Striking Molepolole College of Education (MCE) students were yesterday ordered to pack and go by the Ministry of Education and Skills Training.
The ministry ordered closure of the school following a week long class boycott by the students.
Yesterday, the students were given an ultimatum to leave school premises by 2.00 pm. By late afternoon some of the students were still stranded outside the college premises with their luggage in chilling weather.
The secretary-general of the Students Representative Council (SRC), Ompatile Emmanuel, said they held a meeting with Minister of Education and Skills Training, Jacob Nkate, last week to raise their grievances.

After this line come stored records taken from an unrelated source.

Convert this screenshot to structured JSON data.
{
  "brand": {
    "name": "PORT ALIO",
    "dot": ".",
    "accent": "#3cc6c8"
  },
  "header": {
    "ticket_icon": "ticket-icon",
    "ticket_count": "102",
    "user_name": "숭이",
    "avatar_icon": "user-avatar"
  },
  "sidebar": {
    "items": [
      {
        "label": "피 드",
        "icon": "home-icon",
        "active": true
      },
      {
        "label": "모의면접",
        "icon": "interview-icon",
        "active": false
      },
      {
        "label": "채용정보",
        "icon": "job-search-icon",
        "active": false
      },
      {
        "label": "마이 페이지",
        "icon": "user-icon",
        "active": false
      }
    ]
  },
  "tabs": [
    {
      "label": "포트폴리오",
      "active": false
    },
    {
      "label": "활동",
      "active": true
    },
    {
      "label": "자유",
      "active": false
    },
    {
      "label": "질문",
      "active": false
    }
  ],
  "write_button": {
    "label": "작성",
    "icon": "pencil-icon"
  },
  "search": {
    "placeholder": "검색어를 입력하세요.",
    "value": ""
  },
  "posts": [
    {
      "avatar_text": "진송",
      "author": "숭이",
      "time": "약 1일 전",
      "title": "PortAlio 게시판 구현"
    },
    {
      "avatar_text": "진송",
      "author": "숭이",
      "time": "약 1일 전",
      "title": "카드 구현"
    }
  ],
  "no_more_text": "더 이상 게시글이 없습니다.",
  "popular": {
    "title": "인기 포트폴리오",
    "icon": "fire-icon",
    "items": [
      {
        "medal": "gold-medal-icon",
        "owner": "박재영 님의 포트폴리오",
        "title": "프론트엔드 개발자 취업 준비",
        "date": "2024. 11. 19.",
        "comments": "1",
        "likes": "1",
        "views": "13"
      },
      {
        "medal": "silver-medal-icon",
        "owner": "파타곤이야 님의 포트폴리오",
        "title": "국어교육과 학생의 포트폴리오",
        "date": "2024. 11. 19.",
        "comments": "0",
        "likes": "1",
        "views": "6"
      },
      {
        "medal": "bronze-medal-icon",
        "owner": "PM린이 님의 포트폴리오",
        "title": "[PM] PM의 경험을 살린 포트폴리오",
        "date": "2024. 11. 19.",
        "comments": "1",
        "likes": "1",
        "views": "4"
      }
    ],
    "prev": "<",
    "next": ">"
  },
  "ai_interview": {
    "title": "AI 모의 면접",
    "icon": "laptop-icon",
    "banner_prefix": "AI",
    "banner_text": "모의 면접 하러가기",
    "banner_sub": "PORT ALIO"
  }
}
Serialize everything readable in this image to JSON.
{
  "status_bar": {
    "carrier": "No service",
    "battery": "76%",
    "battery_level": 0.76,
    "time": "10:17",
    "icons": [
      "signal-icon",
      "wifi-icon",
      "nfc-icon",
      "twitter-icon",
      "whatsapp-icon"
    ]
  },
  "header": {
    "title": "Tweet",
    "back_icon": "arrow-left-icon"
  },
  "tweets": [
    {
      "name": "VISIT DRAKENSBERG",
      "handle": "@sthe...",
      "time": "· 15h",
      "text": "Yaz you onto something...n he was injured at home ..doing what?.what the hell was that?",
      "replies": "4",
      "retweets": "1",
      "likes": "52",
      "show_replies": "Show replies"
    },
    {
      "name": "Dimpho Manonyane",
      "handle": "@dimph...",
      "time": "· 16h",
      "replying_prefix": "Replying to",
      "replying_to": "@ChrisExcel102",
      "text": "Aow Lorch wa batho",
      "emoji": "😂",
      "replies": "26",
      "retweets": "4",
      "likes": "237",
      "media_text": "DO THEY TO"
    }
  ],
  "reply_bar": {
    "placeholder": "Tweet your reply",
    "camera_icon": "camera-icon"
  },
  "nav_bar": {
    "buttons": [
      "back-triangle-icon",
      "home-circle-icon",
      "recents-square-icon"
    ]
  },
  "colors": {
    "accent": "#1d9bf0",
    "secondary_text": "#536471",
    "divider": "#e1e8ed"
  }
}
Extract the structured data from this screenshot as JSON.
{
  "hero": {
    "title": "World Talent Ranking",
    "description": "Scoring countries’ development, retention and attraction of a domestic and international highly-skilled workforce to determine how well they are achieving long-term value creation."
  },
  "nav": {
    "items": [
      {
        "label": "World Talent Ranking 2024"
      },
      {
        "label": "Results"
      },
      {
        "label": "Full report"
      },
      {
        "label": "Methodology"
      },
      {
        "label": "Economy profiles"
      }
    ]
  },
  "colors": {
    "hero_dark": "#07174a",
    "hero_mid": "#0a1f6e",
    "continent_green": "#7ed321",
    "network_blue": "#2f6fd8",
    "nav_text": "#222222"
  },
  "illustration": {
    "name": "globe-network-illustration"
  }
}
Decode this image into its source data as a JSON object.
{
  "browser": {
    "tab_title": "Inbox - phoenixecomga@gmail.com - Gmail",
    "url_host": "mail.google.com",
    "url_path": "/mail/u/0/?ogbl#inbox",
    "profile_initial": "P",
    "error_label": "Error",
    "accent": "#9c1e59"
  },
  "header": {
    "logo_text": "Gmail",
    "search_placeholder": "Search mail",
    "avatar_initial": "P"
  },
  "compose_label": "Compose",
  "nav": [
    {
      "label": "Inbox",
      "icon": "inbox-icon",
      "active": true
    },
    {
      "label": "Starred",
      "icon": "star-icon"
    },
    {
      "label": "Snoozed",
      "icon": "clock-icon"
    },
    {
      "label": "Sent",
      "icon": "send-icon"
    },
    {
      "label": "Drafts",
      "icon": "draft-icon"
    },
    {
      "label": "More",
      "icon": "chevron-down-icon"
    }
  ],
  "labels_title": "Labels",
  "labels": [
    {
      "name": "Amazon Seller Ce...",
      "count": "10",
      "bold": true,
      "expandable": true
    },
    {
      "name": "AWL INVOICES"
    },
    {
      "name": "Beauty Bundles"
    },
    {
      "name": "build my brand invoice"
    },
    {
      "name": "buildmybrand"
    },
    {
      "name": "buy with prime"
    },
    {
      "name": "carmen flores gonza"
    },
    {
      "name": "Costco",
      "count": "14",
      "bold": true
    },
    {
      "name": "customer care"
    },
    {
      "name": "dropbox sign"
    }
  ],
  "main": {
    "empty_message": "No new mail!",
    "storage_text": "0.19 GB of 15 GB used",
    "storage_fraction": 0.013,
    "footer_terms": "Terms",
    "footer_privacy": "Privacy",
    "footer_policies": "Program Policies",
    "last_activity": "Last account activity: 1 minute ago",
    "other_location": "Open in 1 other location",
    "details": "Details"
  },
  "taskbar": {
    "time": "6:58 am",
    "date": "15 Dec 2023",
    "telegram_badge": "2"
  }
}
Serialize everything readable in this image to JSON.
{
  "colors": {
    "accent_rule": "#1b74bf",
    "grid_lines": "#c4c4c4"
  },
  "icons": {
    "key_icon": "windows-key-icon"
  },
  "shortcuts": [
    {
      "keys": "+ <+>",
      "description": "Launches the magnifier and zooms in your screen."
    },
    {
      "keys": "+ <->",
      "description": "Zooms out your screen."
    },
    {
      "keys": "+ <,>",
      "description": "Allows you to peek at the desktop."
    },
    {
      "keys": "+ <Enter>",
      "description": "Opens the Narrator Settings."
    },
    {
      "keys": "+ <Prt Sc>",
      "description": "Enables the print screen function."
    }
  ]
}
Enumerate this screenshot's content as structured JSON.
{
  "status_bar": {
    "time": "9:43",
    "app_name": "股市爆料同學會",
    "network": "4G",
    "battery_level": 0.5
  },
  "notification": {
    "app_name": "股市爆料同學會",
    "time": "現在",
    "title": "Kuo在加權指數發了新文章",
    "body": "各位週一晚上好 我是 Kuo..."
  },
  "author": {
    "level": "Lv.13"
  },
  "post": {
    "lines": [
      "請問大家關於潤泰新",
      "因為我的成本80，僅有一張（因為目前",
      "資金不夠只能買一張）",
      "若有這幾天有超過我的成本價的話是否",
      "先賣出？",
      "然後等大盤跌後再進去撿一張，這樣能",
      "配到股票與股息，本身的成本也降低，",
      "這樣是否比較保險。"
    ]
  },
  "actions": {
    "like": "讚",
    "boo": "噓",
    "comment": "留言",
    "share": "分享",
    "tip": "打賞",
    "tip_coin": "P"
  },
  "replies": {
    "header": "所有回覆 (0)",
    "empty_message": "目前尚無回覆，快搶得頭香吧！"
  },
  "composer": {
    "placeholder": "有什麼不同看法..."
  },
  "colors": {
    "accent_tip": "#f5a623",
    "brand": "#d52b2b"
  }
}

Some of their grievances were about shortage of water and power blackouts at the college.
The minister suggested that a task force composed of student representatives and officials of the ministry should be formed. Emmanuel said the task force met on Friday. On Friday, the ministry ordered that they should resume classes by Monday morning. "We communicated this message to the students," he said.
But he said they decided to ignore the directive because they have appealed to President Ian Khama.
The SRC President met with Khama on Friday. However, yesterday the ministry declared the college closed. The SRC was issued with a letter. The SRC official, said he did not know when the institute would be re-opened.
Emmanuel said they have been complaining about shortage of water and the power cuts for a long time. He said some dormitories sometimes had no power at all. Even the geysers, he said, were not functioning forcing the students to bath with cold water.
The SRC official said wateris delivered by bowsers to the school, adding that in some cases the supply was not enough for the school community. He said the water was rusty.
Emmanuel said a system for their examinations, the continuous assessment mark has not be pronounced.
He said they have also not been utilising the college hall since they were told that the previous SRCs owed money for rent.
The SRC official said the school administration never consulted the SRC about developments in the college. He said they were never informed about certain decisions like when the meals scale was reduced.
He added that the management has always promised to attend to their grievances but this has never been fulfilled.
Emmanuel said they wanted a conducive environment for learning. "In order to go to class, you ought to have bathed first and had a good meal. This is why we are failing to attend classes".
Emmanuel said last year, students boycotted classes due to similar concerns. He said they were addressed by the MP for the area, Daniel Kwelagobe who promised to address their plight.
A third year student, Sarah Molefe who was found outside the college premises, said she does not regret their decision to boycott since they were having a hard time. She said the decision to boycott classes was unanimous.
She added that they were expected to attend classes but there was no hot water. "In the evening, power was cut off. We have been using cold water. She contended that the environment was not conducive for learning.
But her only concern is that they were given short notice to vacate the school premises. Molefe, who originates from Francistown, said they do not have transport fares to go to their places. "I have a problem, this is why I am standing outside the gate with my bags," she said.
She said they heard about the announcement to close the school over Radio Botswana news bulletin. In the afternoon, the principal of the college was in a meeting with employees of the Department of Building and Engineering Services (DEBS) while the officials of the ministry were not available for comment.
But one of the employees of the college said the students had it coming. She said last week the students returned a truck which had come to deliver water at the gate. She added that they also blocked another vehicle which was to deliver food.
Meanwhile, speaking at the University of Botswana (UB) Foundation, annual dinner dance on Saturday, President Khama expressed concern about the level of indiscipline in institutions of learning.
He said indiscipline manifests itself in strikes, damage to property, alcohol and drug abuse, teenage pregnancies and bullying of other students.
He said students at all educational levels must know and appreciate that it is during their formative days at school that they need to start behaving well.